▶ [REQUIRED WORK]
Please reproduce the records, omitting nothing and changing nothing.

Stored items

+++

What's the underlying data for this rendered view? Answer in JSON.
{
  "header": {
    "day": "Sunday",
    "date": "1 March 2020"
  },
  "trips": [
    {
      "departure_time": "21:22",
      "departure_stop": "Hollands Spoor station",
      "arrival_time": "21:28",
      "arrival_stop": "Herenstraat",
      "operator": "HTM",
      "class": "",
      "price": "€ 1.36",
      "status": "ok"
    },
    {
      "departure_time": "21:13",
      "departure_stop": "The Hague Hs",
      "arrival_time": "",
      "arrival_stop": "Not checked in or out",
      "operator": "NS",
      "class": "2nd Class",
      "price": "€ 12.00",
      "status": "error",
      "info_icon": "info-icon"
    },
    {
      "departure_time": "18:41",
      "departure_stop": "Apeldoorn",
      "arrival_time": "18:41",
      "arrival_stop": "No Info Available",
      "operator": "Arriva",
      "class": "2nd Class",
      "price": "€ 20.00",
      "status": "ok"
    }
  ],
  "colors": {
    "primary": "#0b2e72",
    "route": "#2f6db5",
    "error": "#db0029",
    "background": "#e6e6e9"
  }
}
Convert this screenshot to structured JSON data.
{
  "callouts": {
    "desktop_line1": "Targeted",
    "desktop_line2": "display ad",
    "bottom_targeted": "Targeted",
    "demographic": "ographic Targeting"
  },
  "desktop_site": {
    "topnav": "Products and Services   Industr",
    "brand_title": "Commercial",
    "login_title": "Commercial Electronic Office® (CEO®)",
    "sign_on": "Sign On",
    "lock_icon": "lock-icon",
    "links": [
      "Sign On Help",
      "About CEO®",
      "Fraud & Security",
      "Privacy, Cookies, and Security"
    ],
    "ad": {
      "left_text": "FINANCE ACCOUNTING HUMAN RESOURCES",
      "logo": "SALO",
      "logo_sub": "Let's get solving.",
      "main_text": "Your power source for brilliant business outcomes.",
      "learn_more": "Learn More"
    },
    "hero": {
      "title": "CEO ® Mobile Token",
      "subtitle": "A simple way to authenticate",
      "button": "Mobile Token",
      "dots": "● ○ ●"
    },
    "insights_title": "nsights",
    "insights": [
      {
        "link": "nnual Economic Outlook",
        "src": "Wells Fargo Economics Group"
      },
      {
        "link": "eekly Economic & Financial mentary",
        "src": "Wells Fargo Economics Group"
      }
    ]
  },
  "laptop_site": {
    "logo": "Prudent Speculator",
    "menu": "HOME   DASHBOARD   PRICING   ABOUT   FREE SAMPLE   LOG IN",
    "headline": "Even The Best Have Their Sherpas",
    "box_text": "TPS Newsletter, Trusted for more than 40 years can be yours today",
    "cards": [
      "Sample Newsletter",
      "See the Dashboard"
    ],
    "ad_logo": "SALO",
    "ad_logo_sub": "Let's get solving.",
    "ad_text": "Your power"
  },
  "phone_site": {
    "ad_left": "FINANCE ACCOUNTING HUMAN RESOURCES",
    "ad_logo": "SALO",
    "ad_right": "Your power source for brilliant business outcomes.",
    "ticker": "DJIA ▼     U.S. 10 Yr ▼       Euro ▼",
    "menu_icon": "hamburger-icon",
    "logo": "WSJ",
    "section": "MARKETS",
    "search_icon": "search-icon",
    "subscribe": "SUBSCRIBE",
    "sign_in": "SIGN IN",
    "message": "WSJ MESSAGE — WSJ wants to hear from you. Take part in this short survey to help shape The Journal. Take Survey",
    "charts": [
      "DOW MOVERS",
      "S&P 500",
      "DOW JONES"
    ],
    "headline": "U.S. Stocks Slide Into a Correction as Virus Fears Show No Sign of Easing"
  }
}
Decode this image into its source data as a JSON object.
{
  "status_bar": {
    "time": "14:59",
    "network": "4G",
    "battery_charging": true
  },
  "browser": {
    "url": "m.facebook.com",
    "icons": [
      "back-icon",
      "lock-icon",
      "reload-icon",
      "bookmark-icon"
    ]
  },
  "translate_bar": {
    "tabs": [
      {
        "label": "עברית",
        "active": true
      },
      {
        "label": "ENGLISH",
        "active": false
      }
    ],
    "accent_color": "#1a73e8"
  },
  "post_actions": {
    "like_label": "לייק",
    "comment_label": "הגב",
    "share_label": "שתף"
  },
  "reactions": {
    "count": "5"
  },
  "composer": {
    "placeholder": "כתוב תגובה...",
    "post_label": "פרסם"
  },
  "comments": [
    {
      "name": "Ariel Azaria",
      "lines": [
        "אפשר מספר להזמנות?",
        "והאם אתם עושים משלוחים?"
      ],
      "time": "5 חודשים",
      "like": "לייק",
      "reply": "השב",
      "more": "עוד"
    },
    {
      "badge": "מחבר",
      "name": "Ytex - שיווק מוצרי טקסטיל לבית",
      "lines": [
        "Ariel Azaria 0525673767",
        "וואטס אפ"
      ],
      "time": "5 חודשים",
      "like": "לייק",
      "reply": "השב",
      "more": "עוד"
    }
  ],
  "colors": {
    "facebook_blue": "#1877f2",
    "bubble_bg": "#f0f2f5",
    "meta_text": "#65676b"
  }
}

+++

▶ [WRITTEN RESPONSE]
What's the underlying data for this rendered view? Answer in JSON.
{
  "header": {
    "day": "Sunday",
    "date": "1 March 2020"
  },
  "trips": [
    {
      "departure_time": "21:22",
      "departure_stop": "Hollands Spoor station",
      "arrival_time": "21:28",
      "arrival_stop": "Herenstraat",
      "operator": "HTM",
      "class": "",
      "price": "€ 1.36",
      "status": "ok"
    },
    {
      "departure_time": "21:13",
      "departure_stop": "The Hague Hs",
      "arrival_time": "",
      "arrival_stop": "Not checked in or out",
      "operator": "NS",
      "class": "2nd Class",
      "price": "€ 12.00",
      "status": "error",
      "info_icon": "info-icon"
    },
    {
      "departure_time": "18:41",
      "departure_stop": "Apeldoorn",
      "arrival_time": "18:41",
      "arrival_stop": "No Info Available",
      "operator": "Arriva",
      "class": "2nd Class",
      "price": "€ 20.00",
      "status": "ok"
    }
  ],
  "colors": {
    "primary": "#0b2e72",
    "route": "#2f6db5",
    "error": "#db0029",
    "background": "#e6e6e9"
  }
}
Convert this screenshot to structured JSON data.
{
  "callouts": {
    "desktop_line1": "Targeted",
    "desktop_line2": "display ad",
    "bottom_targeted": "Targeted",
    "demographic": "ographic Targeting"
  },
  "desktop_site": {
    "topnav": "Products and Services   Industr",
    "brand_title": "Commercial",
    "login_title": "Commercial Electronic Office® (CEO®)",
    "sign_on": "Sign On",
    "lock_icon": "lock-icon",
    "links": [
      "Sign On Help",
      "About CEO®",
      "Fraud & Security",
      "Privacy, Cookies, and Security"
    ],
    "ad": {
      "left_text": "FINANCE ACCOUNTING HUMAN RESOURCES",
      "logo": "SALO",
      "logo_sub": "Let's get solving.",
      "main_text": "Your power source for brilliant business outcomes.",
      "learn_more": "Learn More"
    },
    "hero": {
      "title": "CEO ® Mobile Token",
      "subtitle": "A simple way to authenticate",
      "button": "Mobile Token",
      "dots": "● ○ ●"
    },
    "insights_title": "nsights",
    "insights": [
      {
        "link": "nnual Economic Outlook",
        "src": "Wells Fargo Economics Group"
      },
      {
        "link": "eekly Economic & Financial mentary",
        "src": "Wells Fargo Economics Group"
      }
    ]
  },
  "laptop_site": {
    "logo": "Prudent Speculator",
    "menu": "HOME   DASHBOARD   PRICING   ABOUT   FREE SAMPLE   LOG IN",
    "headline": "Even The Best Have Their Sherpas",
    "box_text": "TPS Newsletter, Trusted for more than 40 years can be yours today",
    "cards": [
      "Sample Newsletter",
      "See the Dashboard"
    ],
    "ad_logo": "SALO",
    "ad_logo_sub": "Let's get solving.",
    "ad_text": "Your power"
  },
  "phone_site": {
    "ad_left": "FINANCE ACCOUNTING HUMAN RESOURCES",
    "ad_logo": "SALO",
    "ad_right": "Your power source for brilliant business outcomes.",
    "ticker": "DJIA ▼     U.S. 10 Yr ▼       Euro ▼",
    "menu_icon": "hamburger-icon",
    "logo": "WSJ",
    "section": "MARKETS",
    "search_icon": "search-icon",
    "subscribe": "SUBSCRIBE",
    "sign_in": "SIGN IN",
    "message": "WSJ MESSAGE — WSJ wants to hear from you. Take part in this short survey to help shape The Journal. Take Survey",
    "charts": [
      "DOW MOVERS",
      "S&P 500",
      "DOW JONES"
    ],
    "headline": "U.S. Stocks Slide Into a Correction as Virus Fears Show No Sign of Easing"
  }
}
Decode this image into its source data as a JSON object.
{
  "status_bar": {
    "time": "14:59",
    "network": "4G",
    "battery_charging": true
  },
  "browser": {
    "url": "m.facebook.com",
    "icons": [
      "back-icon",
      "lock-icon",
      "reload-icon",
      "bookmark-icon"
    ]
  },
  "translate_bar": {
    "tabs": [
      {
        "label": "עברית",
        "active": true
      },
      {
        "label": "ENGLISH",
        "active": false
      }
    ],
    "accent_color": "#1a73e8"
  },
  "post_actions": {
    "like_label": "לייק",
    "comment_label": "הגב",
    "share_label": "שתף"
  },
  "reactions": {
    "count": "5"
  },
  "composer": {
    "placeholder": "כתוב תגובה...",
    "post_label": "פרסם"
  },
  "comments": [
    {
      "name": "Ariel Azaria",
      "lines": [
        "אפשר מספר להזמנות?",
        "והאם אתם עושים משלוחים?"
      ],
      "time": "5 חודשים",
      "like": "לייק",
      "reply": "השב",
      "more": "עוד"
    },
    {
      "badge": "מחבר",
      "name": "Ytex - שיווק מוצרי טקסטיל לבית",
      "lines": [
        "Ariel Azaria 0525673767",
        "וואטס אפ"
      ],
      "time": "5 חודשים",
      "like": "לייק",
      "reply": "השב",
      "more": "עוד"
    }
  ],
  "colors": {
    "facebook_blue": "#1877f2",
    "bubble_bg": "#f0f2f5",
    "meta_text": "#65676b"
  }
}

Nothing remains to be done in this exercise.